Monday, May 4, 2009

Why Do We Need A Burma Policy?

That was my first thought when I read the title, "Burma: Time for a New Approach by Ralph A. Cossa," an article posted yesterday at The author, Ralph Cossa, describes U.S. policy toward Burma, or Myanmar -- whatever you want to call it -- as "one of total isolation and strict sanctions." He laments that our policy hasn't worked to bring democratic reform, and that the military junta is still firmly in charge. So what does he think we should we do? 

According to Cossa,

U.S. sanctions need to be more targeted against the government and its leaders and not against the people themselves...The bans on Burmese garments, agriculture and fishery products and restrictions on tourism should be lifted.

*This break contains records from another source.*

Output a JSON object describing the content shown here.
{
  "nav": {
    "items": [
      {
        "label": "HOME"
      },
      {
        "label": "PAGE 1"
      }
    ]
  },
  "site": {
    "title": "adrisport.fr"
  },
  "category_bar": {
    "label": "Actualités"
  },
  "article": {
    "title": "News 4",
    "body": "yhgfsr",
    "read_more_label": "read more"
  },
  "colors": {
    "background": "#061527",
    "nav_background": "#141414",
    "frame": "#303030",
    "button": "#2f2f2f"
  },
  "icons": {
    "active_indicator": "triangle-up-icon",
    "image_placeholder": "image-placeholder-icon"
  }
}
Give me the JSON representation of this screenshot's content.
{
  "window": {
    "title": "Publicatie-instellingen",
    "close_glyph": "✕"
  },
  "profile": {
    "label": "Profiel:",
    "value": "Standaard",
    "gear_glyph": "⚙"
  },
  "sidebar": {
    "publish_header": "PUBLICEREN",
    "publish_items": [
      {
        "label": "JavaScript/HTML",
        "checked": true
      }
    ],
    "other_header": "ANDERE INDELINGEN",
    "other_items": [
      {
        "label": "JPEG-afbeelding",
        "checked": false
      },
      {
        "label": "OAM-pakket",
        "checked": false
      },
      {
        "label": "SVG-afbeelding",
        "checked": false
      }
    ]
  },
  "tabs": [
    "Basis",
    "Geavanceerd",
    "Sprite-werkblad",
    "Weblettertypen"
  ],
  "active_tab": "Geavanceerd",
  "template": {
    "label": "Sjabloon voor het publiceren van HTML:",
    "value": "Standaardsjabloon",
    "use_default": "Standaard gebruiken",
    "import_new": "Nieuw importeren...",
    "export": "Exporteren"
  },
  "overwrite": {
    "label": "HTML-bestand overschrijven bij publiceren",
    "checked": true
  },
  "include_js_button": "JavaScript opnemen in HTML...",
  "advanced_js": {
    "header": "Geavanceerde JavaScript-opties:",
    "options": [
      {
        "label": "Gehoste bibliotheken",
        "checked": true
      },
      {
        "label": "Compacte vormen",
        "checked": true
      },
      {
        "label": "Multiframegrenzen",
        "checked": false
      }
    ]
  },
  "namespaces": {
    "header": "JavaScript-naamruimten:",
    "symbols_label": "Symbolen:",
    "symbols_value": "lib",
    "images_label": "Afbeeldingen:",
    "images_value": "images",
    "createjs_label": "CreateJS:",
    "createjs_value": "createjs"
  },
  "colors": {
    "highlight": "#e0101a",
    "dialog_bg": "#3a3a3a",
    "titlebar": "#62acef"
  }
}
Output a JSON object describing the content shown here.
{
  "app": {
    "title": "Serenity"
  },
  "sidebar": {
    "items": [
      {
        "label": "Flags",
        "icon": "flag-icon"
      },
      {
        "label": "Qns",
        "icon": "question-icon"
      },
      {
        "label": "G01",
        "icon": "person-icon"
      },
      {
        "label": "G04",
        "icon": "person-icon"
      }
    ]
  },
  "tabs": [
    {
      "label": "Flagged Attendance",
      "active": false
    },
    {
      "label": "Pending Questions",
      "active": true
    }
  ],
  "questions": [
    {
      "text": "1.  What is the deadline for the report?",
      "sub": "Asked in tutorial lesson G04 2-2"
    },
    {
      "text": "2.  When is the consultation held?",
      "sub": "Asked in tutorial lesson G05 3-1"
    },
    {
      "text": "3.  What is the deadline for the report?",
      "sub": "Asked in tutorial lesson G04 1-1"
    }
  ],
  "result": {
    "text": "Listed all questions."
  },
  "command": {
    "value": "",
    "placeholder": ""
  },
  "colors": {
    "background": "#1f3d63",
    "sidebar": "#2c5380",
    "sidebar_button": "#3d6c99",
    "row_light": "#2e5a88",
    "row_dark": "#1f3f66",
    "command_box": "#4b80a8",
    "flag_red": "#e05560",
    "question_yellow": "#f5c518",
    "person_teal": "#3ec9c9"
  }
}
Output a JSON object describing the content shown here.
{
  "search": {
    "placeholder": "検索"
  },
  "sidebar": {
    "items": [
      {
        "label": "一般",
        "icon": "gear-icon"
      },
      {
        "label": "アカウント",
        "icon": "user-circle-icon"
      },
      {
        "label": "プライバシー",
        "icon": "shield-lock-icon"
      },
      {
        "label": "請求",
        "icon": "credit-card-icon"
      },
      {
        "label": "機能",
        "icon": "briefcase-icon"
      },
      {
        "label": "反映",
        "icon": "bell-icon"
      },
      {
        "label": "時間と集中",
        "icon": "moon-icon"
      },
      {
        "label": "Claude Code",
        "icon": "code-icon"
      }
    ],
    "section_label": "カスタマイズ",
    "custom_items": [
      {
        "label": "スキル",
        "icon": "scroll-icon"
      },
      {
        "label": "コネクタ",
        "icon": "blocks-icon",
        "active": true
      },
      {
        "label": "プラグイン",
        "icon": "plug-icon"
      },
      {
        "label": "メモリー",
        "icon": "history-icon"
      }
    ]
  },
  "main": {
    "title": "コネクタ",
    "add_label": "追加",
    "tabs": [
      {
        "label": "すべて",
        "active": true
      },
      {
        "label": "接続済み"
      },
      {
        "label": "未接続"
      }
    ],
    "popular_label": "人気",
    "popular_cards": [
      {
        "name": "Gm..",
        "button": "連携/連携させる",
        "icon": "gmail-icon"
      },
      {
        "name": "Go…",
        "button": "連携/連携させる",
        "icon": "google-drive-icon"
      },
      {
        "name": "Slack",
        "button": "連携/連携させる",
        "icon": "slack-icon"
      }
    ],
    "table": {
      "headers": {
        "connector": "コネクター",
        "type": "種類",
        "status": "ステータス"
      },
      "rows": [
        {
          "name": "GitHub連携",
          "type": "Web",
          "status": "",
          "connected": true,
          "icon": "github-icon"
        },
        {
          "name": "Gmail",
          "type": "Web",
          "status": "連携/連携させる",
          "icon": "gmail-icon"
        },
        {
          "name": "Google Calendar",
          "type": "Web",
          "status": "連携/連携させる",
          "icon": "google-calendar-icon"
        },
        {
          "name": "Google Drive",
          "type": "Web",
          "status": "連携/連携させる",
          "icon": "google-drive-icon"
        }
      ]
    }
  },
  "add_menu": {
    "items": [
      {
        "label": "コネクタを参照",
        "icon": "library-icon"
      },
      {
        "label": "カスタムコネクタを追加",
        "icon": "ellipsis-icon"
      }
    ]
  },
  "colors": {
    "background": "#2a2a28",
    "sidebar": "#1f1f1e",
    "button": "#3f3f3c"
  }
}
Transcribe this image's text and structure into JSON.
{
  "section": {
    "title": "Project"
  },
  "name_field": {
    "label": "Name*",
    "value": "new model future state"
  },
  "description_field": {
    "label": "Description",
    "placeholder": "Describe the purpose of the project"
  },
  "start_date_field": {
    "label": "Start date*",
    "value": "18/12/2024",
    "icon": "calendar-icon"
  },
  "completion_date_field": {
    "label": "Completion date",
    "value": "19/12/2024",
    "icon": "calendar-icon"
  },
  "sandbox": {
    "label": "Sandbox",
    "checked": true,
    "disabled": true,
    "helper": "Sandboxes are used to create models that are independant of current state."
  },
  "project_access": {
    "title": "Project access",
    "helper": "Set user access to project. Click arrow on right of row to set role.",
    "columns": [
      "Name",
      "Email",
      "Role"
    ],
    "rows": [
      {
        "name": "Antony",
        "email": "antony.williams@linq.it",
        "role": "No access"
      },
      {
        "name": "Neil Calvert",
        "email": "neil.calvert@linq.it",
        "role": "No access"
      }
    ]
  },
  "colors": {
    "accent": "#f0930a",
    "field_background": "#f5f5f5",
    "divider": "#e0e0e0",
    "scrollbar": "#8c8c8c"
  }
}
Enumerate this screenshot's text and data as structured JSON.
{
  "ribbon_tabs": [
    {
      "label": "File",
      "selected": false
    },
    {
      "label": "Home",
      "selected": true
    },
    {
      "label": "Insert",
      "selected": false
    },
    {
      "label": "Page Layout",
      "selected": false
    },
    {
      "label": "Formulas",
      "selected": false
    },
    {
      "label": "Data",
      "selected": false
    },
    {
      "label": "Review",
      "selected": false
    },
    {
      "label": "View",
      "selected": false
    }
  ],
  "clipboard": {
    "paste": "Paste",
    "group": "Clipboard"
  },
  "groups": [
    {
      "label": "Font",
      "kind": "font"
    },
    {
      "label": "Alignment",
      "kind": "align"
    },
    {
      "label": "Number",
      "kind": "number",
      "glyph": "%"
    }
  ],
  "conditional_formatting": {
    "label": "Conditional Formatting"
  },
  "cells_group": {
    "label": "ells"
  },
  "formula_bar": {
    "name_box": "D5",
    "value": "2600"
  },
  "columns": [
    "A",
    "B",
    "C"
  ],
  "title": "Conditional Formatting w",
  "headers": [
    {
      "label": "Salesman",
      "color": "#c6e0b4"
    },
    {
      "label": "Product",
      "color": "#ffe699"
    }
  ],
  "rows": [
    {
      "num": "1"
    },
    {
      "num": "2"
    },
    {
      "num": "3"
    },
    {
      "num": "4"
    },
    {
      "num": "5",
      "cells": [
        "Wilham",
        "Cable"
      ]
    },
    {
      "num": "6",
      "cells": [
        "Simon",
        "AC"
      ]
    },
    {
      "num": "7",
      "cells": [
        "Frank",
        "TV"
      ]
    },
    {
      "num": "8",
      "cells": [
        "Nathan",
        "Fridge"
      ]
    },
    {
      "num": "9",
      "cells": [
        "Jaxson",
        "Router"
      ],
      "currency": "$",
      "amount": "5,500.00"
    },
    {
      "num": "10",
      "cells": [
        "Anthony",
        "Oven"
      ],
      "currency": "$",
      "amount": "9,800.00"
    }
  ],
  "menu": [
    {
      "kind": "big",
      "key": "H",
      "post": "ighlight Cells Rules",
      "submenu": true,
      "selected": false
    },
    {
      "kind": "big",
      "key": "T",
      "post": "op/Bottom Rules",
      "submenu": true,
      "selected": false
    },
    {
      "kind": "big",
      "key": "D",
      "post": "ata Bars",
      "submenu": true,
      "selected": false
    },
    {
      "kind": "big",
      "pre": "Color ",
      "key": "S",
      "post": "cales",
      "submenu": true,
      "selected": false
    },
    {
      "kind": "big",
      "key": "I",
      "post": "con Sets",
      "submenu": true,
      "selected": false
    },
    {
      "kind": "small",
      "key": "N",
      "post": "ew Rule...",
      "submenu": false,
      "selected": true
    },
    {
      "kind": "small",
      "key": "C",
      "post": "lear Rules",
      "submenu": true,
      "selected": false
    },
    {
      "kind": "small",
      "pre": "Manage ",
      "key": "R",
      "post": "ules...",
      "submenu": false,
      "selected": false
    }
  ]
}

Along with a reduction in sanctions he argues for greater diplomatic engagement with the junta, and more humanitarian aid.  I have no problem with removing sanctions on Burma. But the last thing we need right now is to get more involved in a situation that is none of our business, not to mention spending more money on aid. Why is it our problem what type of government rules Burma? Other than in World War Two, the country has never really been of strategic concern to the U.S. True, they grow many opium poppies. But we can't even stop opium production in a country, Afghanistan, where we have  large military presence, let alone in Burma. As long as it isn't hostile, and doesn't pose a threat to U.S. interests, how about we just deal with it like any other state?  

No comments:

Post a Comment